Colin Kapernick’s Negroid father knocked up his white mother, then abandoned her. A nice white couple subsequently adopted him.
Today he plays in the NFL where this “oppressed” dick earns $20 million, while praising Black Lives Matter and everything else un-American.
Since standing for the American national anthem is too much work for him the logical solution is for him to go to Africa, where he will not be oppressed by us white racists.
More power to 49ers’ Colin Kaepernick for taking a stand against social injustice
So USA Today says muh nigga is right to stand up for social justice. But these same dirtbag journalists would say whites standing up against white genocide are racists.
F*ck USA Today. As my own personal bit of sabotage, I’m avoiding that site as much as possible in the future. The fewer views they get the less revenue they earn.
Now isn’t the time to throw Colin Kaepernick under the bus as some sort of demon just because he listened to his conscience.
The San Francisco 49ers quarterback refused to stand during the national anthem before Friday night’s preseason game against the Green Bay Packers, a not-so-subtle dig at the country which has overshadowed a courageous social statement as Kaepernick protests perceived injustices that are near the heart of so many African-Americans and other minorities these days.
More power to him.
“I am not going to stand up to show pride in a flag for a country that oppresses black people and people of color,” Kaepernick told Steve Wyche of NFL Network. “To me, it’s bigger than football, and it would be selfish on my part to look the other way. There are bodies in the street, and people getting paid leave and getting away with murder.”

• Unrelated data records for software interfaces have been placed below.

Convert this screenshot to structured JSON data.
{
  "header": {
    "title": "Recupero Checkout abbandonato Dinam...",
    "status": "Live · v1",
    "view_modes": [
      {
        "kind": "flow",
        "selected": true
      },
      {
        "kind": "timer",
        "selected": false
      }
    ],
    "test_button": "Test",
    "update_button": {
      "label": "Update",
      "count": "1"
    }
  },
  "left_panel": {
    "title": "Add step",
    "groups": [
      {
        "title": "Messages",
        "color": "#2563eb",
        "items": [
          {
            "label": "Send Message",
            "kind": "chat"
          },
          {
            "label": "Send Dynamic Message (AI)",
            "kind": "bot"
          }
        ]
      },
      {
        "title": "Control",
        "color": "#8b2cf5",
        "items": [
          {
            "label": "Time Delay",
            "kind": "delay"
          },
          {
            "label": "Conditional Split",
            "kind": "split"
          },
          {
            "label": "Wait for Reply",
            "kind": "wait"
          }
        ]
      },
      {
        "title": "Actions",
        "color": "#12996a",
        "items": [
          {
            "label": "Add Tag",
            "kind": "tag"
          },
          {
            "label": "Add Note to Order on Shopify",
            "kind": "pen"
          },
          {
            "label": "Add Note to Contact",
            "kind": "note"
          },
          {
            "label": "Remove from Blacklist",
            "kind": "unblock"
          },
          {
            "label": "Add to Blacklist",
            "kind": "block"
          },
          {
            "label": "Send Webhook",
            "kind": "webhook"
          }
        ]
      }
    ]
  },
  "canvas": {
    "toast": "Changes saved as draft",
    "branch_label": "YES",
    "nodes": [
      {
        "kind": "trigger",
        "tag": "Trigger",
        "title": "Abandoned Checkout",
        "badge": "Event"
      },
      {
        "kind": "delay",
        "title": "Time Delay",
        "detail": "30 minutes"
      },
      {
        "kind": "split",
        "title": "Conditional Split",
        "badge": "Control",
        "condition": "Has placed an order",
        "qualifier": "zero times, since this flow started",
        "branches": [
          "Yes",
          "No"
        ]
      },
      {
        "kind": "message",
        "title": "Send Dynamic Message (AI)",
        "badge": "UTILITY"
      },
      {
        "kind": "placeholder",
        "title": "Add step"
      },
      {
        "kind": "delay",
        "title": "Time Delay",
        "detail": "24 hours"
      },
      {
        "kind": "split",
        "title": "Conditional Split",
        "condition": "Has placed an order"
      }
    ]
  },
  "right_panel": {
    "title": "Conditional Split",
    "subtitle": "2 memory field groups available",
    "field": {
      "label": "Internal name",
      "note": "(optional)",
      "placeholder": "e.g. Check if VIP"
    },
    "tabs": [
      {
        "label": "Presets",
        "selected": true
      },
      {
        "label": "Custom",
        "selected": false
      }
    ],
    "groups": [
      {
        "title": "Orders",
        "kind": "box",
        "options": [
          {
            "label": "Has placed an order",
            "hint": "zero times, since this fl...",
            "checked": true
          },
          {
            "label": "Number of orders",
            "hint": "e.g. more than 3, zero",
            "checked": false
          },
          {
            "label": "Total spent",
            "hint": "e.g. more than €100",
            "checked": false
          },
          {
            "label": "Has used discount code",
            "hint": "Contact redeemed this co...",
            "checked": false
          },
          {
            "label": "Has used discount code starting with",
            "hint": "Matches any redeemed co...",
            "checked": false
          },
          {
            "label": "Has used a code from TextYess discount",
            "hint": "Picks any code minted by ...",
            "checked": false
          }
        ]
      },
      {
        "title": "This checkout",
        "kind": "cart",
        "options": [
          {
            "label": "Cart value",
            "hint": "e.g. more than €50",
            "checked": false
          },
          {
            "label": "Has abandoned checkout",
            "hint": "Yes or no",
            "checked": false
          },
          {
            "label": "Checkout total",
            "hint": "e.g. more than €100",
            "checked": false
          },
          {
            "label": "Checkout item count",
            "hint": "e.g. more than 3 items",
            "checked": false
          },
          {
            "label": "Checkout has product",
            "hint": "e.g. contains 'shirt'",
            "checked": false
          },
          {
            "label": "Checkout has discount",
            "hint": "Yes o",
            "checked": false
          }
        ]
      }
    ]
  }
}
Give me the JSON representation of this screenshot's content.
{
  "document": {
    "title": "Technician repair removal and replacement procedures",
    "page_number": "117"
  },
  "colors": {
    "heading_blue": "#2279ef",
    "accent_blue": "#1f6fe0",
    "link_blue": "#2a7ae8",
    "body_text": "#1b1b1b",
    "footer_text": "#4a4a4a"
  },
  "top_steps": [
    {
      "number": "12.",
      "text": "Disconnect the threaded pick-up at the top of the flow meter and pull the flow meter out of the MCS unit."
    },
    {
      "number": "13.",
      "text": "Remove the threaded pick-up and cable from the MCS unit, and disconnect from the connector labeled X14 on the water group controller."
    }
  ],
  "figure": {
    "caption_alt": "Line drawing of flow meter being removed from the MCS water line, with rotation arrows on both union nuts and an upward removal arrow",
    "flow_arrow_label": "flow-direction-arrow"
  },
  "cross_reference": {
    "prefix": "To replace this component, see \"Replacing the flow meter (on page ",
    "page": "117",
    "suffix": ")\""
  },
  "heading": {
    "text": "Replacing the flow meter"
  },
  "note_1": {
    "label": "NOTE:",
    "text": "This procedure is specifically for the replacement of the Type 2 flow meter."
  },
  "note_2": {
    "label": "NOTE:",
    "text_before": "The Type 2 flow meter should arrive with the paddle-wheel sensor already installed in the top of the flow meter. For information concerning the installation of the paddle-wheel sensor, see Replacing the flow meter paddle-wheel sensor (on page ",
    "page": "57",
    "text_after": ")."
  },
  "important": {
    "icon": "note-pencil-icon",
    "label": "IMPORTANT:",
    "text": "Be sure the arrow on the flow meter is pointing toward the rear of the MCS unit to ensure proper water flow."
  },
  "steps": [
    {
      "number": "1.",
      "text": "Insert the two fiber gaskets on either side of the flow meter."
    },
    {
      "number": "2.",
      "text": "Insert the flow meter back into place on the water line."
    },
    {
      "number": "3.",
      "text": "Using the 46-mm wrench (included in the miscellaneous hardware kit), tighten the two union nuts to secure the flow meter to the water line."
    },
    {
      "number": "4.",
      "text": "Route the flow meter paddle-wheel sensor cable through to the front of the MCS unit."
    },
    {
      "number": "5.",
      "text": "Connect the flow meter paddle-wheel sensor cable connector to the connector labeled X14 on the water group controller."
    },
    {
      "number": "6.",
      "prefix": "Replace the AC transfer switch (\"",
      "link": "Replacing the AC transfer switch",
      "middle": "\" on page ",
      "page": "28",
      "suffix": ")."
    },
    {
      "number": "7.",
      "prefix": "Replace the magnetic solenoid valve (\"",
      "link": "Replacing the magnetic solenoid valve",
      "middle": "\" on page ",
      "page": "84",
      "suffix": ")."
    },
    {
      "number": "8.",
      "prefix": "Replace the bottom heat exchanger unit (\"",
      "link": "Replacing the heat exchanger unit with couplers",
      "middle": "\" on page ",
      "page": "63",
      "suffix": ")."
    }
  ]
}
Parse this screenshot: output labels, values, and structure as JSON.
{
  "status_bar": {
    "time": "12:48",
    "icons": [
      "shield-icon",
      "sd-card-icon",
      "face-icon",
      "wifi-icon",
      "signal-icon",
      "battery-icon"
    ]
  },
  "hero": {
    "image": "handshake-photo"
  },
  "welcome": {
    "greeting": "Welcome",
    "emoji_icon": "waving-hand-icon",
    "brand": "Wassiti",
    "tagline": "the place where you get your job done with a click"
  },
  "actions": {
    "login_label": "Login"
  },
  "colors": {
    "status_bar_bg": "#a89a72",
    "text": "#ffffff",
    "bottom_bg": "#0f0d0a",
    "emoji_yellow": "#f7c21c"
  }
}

He was obviously referring to the slayings of unarmed African-Americans by police that have sparked racial tensions, protests and other forms of backlash in our nation, which has historically tilted the scales of the criminal justice system so unfavorably against minorities.
So the quarterback expressed himself in a manner that surely strikes a nerve with many people. But agree with his reasoning or not, Kaepernick was exercising his First Amendment right.
The way I see it, he just earned a lot of street cred, as they say, for at least taking a stand for something that he’s obviously passionate about — knowing full well that there could be a political price to pay.
Somewhere, Muhammad Ali is smiling.
“I have to stand up for people that are oppressed,” Kaepernick said. “If they take football away, my endorsements from me, I know that I stood up for what is right.”
Seattle Seahawks defensive end Michael Bennett created a stir at the start of training camp when he implored his peers to make social statements and criticized big-name NFL players for their relative silence in comparison to the outspoken stars of the NBA and even WNBA, who have made their voices heard.
No player should be pressured to speak out. But what Bennett and Kaepernick have pointed out is that athletes are people, too. And citizens. The issues that are prevalent in our society — including the divisiveness, bigotry and hatred being expressed in this presidential election — also affect the players, their families and communities, too.
If a player is passionate about an issue, he or she should use their platform — and wisely.
Still, it’s striking that Kaepernick, who played his first game in 292 days Friday even as numerous injuries have left him little chance of winning the starting job over Blaine Gabbert, suddenly evokes memories of John Carlos and Tommie Smith, who protested conditions of African-Americans during the grand stage of the 1968 Summer Olympics in Mexico City.
Obviously, Kapernick’s white half is oppressing his black half. Go back to Africa? Maybe that won’t work. Maybe he should just kill his white half. Ooops. His black half will be dead too.